David Gray / Reuters
Australia's conservative leader Tony Abbott stands with his wife Margaret and daughters as he claimed victory in Australia's federal election in Sydney on Saturday.
Australia's conservative leader Tony Abbott swept into office in national elections on Saturday as voters punished the outgoing Labor government for six years of turbulent rule and for failing to maximize the benefits of a now fading mining boom.
Abbott, a former boxer, Rhodes scholar and trainee priest, promised to restore political stability, cut taxes and crack down on asylum seekers arriving by boat.
"From today I declare that Australia is under new management and Australia is once more open for business," Abbott told jubilant supporters in Sydney.
It was frustration with Labor's leadership turmoil that cost the government dearly at the polls.
Labor dumped Prime Minister Kevin Rudd in 2010, for Australia's first female prime minister Julia Gillard, only to reinstate Rudd as leader in June 2013 in a desperate bid to stay in power.
"It is the people of Australia to determine the government and the prime minister of this country and you will punish anyone who takes you for granted," said Abbott.
Peter Barnes / Reuters
Defeated Australian Prime Minister Kevin Rudd waves to supporters at a Labor Party function in Brisbane on Saturday.
Rudd was given a rousing welcome from dejected Labor party supporters in his hometown of Brisbane, conceding defeat and announcing he would step down as party leader.
"I know that Labor hearts are heavy across the nation tonight. I gave it my all. But it was not enough to win," Rudd said, supported by his wife and family.
Labor's overall vote was its worst since 2004, when then conservative prime minister John Howard won his fourth and final term, but was not as bad as the party had feared. Labor held on to all of its close seats in Rudd's home state of Queensland, and held onto several marginal seats in western Sydney.
Election officials said with about 80 percent of the vote counted, Abbott's Liberal-National Party coalition had won around 52.6 percent of the national vote, and projected it would win at least 88 seats in the 150-seat parliament.
Abbott could end up with a majority of around 30 seats, ending the country's first minority government since World War Two. Labor had relied upon independent and Greens support for the past three years.
"This was an election that was lost by the government more than one that was won by the opposition," former Labor prime minister Bob Hawke told Sky News.
REFUGEES, CARBON TAX
The election was been pitched as a choice on who is best to lead the A$1.5 trillion ($1.4 trillion) economy as it adjusts to an end to a prolonged mining investment boom, fuelled by China's demand for its abundant natural resources.
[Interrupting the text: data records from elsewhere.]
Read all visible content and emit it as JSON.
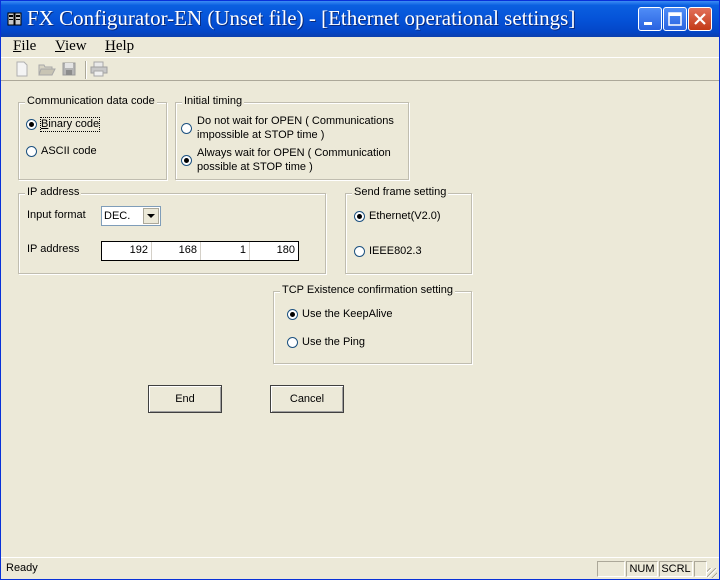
{
  "window": {
    "title": "FX Configurator-EN (Unset file) - [Ethernet operational settings]"
  },
  "menu": {
    "file": {
      "accel": "F",
      "rest": "ile"
    },
    "view": {
      "accel": "V",
      "rest": "iew"
    },
    "help": {
      "accel": "H",
      "rest": "elp"
    }
  },
  "toolbar": {
    "icons": [
      "new-file-icon",
      "open-folder-icon",
      "save-icon",
      "print-icon"
    ]
  },
  "communication_data_code": {
    "title": "Communication data code",
    "options": [
      {
        "label": "Binary code",
        "accel": "B",
        "checked": true
      },
      {
        "label": "ASCII code",
        "checked": false
      }
    ]
  },
  "initial_timing": {
    "title": "Initial timing",
    "options": [
      {
        "line1": "Do not wait for OPEN ( Communications",
        "line2": "impossible at STOP time )",
        "checked": false
      },
      {
        "line1": "Always wait for OPEN ( Communication",
        "line2": "possible at STOP time )",
        "checked": true
      }
    ]
  },
  "ip_address": {
    "title": "IP address",
    "input_format_label": "Input format",
    "input_format_value": "DEC.",
    "address_label": "IP address",
    "octets": [
      "192",
      "168",
      "1",
      "180"
    ]
  },
  "send_frame": {
    "title": "Send frame setting",
    "options": [
      {
        "label": "Ethernet(V2.0)",
        "checked": true
      },
      {
        "label": "IEEE802.3",
        "checked": false
      }
    ]
  },
  "tcp_existence": {
    "title": "TCP Existence confirmation setting",
    "options": [
      {
        "label": "Use the KeepAlive",
        "checked": true
      },
      {
        "label": "Use the Ping",
        "checked": false
      }
    ]
  },
  "buttons": {
    "end": "End",
    "cancel": "Cancel"
  },
  "status": {
    "text": "Ready",
    "num": "NUM",
    "scrl": "SCRL"
  },
  "colors": {
    "title_bar": "#0553d8",
    "window_bg": "#ece9d8",
    "close_button": "#c33a17"
  }
}
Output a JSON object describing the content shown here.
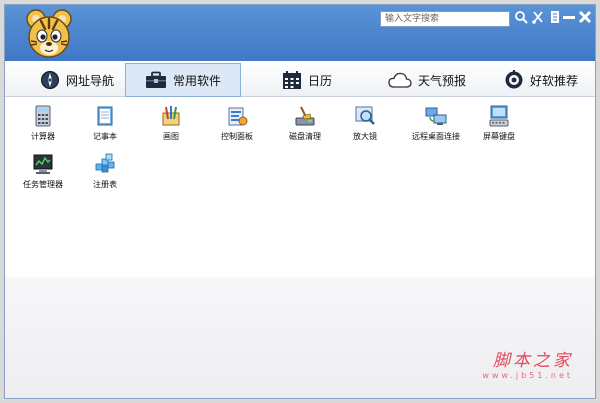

Abbott, 55, built up a strong opinion poll lead on the back of promises to rein in government spending, scrap an unpopular tax on carbon emissions, and stop the flow of refugee boats arriving in Australia's northwest.
His campaign had support from media magnate Rupert Murdoch and his Australian newspapers, which have urged voters to reject Rudd's Labor government. Australia's other major newspaper group Fairfax also called for a change of government, saying
Rudd had painted Abbott's planned spending cuts as dangerous European-style austerity and said his government was best placed to manage an economy that is slowing but remains the envy of much of the developed world.
A record 1,717 candidates contested the election, including colorful mining entrepreneur Clive Palmer, and Wikileaks founder Julian Assange, who is holed up in the Ecuadorean embassy in London.
Palmer's start-up Palmer United Party was a big winner from the election. Palmer was in strong contention to win his Queensland seat and his party might also win a seat in the upper house Senate.
With Abbott's convincing victory, much of the interest remains on the Senate, where the Greens, independents and fringe parties might still hold the balance of power and frustrate Abbott's legislative agenda.
Final results in the Senate could take more than a week to determine, due to the complicated system of preferential voting and proportional representation.
First published September 7 2013, 7:22 AM